The answer should consist of every line in the material below that has the word "FROKIN".

· · · · ·

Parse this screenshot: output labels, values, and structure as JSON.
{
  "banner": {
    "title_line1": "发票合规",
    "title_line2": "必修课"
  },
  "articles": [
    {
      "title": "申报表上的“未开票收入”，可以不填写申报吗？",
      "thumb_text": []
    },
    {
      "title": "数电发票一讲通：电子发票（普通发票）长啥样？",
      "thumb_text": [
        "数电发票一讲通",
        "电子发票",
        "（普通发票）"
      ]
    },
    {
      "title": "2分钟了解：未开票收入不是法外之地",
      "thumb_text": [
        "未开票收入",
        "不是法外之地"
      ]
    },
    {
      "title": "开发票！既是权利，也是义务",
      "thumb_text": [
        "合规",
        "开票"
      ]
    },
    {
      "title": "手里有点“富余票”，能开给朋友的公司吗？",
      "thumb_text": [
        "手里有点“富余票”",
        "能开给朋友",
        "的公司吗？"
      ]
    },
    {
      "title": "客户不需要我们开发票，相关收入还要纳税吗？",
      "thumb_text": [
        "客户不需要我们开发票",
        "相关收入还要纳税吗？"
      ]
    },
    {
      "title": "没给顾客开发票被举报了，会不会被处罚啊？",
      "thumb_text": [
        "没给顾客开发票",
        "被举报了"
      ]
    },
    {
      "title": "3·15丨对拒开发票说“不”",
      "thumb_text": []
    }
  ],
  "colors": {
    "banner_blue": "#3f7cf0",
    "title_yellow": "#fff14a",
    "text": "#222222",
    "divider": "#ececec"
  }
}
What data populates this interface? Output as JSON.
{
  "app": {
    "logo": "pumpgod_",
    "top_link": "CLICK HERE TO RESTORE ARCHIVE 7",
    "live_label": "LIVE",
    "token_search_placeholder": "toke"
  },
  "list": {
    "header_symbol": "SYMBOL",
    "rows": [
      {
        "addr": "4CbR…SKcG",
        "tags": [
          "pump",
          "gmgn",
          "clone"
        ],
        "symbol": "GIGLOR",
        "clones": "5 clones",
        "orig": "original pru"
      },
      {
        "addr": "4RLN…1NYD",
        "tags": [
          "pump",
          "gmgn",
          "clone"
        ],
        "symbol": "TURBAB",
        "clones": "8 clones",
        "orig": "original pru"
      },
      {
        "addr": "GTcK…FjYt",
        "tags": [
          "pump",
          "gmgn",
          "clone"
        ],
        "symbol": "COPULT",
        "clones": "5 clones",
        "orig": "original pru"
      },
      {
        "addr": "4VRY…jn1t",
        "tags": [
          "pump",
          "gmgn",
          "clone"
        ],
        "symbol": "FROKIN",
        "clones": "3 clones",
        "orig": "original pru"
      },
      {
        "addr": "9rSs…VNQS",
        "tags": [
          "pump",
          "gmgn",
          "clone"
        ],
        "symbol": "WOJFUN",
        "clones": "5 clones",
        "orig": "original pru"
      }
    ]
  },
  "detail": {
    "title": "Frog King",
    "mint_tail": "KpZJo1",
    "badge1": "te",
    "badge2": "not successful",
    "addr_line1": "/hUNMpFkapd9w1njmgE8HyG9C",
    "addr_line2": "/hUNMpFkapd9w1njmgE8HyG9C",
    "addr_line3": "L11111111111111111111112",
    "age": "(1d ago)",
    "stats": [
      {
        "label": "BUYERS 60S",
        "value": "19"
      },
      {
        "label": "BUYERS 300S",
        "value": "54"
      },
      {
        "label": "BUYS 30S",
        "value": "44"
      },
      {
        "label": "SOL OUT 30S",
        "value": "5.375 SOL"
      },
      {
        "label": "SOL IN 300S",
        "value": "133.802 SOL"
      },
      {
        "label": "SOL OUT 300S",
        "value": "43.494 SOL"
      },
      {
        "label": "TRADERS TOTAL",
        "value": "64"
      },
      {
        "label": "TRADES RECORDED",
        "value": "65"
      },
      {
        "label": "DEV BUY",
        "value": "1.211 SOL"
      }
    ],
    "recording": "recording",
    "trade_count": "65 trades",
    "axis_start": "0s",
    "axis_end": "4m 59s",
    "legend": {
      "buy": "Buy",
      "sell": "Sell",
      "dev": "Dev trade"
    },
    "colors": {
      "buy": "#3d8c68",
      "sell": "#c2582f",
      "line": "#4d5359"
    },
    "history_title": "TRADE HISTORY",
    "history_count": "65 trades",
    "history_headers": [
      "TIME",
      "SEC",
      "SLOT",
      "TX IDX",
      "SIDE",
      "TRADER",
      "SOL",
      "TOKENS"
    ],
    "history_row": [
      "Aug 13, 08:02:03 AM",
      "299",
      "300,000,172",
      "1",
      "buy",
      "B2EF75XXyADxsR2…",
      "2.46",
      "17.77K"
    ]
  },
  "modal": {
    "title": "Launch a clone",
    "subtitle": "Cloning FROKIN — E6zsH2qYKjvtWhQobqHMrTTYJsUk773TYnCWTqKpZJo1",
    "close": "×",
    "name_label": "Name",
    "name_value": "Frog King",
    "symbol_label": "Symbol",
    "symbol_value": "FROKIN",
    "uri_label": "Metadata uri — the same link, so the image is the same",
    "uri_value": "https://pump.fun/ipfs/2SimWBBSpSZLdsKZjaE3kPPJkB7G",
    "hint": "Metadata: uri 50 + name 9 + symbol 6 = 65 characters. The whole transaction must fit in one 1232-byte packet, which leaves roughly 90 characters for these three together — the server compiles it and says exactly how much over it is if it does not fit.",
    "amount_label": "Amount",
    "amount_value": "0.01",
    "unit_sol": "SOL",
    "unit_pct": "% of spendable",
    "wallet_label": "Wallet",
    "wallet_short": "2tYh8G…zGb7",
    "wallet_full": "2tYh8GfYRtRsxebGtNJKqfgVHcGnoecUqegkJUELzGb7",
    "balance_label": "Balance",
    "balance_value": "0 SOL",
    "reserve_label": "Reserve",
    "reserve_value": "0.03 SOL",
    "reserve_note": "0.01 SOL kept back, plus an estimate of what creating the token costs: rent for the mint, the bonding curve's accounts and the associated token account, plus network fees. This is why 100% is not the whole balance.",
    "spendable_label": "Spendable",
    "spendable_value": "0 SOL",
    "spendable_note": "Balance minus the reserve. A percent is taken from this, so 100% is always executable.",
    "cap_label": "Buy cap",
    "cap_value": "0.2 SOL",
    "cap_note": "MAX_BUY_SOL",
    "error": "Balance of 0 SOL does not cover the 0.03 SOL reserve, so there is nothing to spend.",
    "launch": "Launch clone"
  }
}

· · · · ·

**WORKED SOLUTION:**
        "symbol": "FROKIN",
    "subtitle": "Cloning FROKIN — E6zsH2qYKjvtWhQobqHMrTTYJsUk773TYnCWTqKpZJo1",
    "symbol_value": "FROKIN",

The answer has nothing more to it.